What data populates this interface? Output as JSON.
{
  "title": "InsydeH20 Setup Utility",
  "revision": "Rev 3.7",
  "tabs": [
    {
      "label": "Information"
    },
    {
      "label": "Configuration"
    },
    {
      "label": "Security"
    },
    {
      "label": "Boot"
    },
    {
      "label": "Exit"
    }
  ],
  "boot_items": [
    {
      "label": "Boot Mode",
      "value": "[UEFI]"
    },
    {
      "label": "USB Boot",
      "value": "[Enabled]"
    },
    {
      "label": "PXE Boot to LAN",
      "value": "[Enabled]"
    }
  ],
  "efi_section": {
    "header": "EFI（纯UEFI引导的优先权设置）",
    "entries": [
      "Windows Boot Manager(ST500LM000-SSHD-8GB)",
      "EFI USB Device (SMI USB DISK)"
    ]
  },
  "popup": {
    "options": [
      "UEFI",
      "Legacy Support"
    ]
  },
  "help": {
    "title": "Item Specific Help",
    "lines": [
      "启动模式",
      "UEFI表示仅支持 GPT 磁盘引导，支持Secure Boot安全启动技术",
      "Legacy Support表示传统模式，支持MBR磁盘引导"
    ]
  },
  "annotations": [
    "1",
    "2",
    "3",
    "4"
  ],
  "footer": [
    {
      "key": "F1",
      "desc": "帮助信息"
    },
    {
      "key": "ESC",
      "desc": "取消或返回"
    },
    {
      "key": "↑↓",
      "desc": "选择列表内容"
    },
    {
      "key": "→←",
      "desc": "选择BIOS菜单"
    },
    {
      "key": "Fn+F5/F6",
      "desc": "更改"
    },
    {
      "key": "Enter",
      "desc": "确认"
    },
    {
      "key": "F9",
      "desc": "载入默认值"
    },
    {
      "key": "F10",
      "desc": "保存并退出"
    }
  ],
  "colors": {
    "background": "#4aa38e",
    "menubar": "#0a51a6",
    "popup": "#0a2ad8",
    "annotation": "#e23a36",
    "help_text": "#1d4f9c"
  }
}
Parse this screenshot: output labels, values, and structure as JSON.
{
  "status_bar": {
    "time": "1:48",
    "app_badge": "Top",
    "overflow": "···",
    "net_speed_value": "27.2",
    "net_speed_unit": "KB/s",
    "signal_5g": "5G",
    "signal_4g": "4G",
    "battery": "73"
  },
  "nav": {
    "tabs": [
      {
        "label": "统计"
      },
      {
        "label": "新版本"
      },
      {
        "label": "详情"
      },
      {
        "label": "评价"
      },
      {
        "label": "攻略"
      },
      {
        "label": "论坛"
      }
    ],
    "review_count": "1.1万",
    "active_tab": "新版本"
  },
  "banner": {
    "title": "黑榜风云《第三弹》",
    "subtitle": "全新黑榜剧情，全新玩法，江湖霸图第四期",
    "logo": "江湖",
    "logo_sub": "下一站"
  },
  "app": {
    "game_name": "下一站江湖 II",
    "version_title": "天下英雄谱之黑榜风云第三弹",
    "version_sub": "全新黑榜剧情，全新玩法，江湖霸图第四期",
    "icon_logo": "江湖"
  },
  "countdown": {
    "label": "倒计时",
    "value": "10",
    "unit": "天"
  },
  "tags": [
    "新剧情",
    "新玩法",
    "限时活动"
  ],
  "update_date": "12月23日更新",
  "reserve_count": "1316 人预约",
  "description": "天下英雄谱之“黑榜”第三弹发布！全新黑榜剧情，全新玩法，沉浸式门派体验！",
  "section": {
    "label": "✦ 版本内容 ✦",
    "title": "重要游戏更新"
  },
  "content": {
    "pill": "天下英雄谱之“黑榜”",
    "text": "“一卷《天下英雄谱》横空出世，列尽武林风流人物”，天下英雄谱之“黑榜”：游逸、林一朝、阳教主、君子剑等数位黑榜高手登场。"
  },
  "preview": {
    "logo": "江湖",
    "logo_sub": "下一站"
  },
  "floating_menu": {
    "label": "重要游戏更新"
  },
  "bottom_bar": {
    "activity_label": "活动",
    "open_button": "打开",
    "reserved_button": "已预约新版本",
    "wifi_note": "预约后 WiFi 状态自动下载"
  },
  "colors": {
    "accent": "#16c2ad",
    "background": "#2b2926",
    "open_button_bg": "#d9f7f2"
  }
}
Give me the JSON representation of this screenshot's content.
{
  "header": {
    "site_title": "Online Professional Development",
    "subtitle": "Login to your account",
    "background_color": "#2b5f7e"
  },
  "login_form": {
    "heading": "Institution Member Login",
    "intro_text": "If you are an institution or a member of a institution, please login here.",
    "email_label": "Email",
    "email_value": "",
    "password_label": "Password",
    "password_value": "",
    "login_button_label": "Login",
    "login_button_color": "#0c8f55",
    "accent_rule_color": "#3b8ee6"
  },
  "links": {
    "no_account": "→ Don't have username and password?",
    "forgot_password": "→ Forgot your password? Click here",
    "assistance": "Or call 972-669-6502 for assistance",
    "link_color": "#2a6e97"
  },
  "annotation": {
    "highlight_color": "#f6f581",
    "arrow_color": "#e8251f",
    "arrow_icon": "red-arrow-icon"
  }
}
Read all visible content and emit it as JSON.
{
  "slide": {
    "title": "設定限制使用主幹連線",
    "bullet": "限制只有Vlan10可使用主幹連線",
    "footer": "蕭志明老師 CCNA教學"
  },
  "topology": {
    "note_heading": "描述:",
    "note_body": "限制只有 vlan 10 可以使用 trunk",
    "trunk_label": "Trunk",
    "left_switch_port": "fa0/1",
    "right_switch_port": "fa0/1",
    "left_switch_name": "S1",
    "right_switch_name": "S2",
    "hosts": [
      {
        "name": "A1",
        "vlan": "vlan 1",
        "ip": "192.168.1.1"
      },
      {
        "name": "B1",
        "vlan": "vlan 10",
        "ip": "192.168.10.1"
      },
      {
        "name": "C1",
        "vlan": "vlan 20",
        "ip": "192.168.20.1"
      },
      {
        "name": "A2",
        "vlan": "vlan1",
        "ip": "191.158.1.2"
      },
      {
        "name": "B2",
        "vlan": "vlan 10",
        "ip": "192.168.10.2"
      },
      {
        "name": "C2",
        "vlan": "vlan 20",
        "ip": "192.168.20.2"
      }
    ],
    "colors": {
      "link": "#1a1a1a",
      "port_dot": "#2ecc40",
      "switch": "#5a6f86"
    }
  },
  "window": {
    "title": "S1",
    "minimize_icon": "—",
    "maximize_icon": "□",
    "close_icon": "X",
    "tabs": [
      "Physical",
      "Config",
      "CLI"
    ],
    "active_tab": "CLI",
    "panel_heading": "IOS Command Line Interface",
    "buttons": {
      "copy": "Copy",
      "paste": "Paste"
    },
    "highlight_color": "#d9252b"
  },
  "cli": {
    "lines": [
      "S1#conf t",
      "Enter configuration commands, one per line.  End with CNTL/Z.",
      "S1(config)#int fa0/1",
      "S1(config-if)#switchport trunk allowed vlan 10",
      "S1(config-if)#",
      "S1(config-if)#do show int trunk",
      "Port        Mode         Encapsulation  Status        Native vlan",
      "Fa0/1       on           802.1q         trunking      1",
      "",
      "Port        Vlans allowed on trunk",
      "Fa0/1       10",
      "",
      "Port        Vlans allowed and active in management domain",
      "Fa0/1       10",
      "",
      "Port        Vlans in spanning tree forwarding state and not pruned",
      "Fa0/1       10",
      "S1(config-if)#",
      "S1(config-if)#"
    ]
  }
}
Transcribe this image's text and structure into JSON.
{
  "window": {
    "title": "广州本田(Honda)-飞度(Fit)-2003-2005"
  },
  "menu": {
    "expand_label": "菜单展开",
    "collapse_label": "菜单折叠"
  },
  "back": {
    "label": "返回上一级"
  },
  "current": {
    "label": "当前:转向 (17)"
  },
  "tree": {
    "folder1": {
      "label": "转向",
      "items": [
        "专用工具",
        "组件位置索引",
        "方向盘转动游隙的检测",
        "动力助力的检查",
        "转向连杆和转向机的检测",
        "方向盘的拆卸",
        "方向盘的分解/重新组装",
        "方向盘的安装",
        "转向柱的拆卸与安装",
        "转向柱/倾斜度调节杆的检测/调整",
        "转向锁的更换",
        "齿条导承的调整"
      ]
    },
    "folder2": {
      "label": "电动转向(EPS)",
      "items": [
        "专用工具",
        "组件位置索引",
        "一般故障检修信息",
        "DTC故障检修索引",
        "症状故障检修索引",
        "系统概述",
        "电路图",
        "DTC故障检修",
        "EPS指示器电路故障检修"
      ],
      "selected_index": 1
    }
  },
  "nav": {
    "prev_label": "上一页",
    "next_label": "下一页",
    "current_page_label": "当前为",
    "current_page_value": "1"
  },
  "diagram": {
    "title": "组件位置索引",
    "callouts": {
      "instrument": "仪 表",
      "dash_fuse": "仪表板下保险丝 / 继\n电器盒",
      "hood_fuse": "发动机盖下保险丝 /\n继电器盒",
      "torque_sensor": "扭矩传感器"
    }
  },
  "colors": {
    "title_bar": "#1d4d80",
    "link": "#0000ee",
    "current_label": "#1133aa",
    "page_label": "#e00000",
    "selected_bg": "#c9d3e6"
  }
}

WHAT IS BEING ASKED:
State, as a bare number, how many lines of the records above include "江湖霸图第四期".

ANSWER SPACE:
2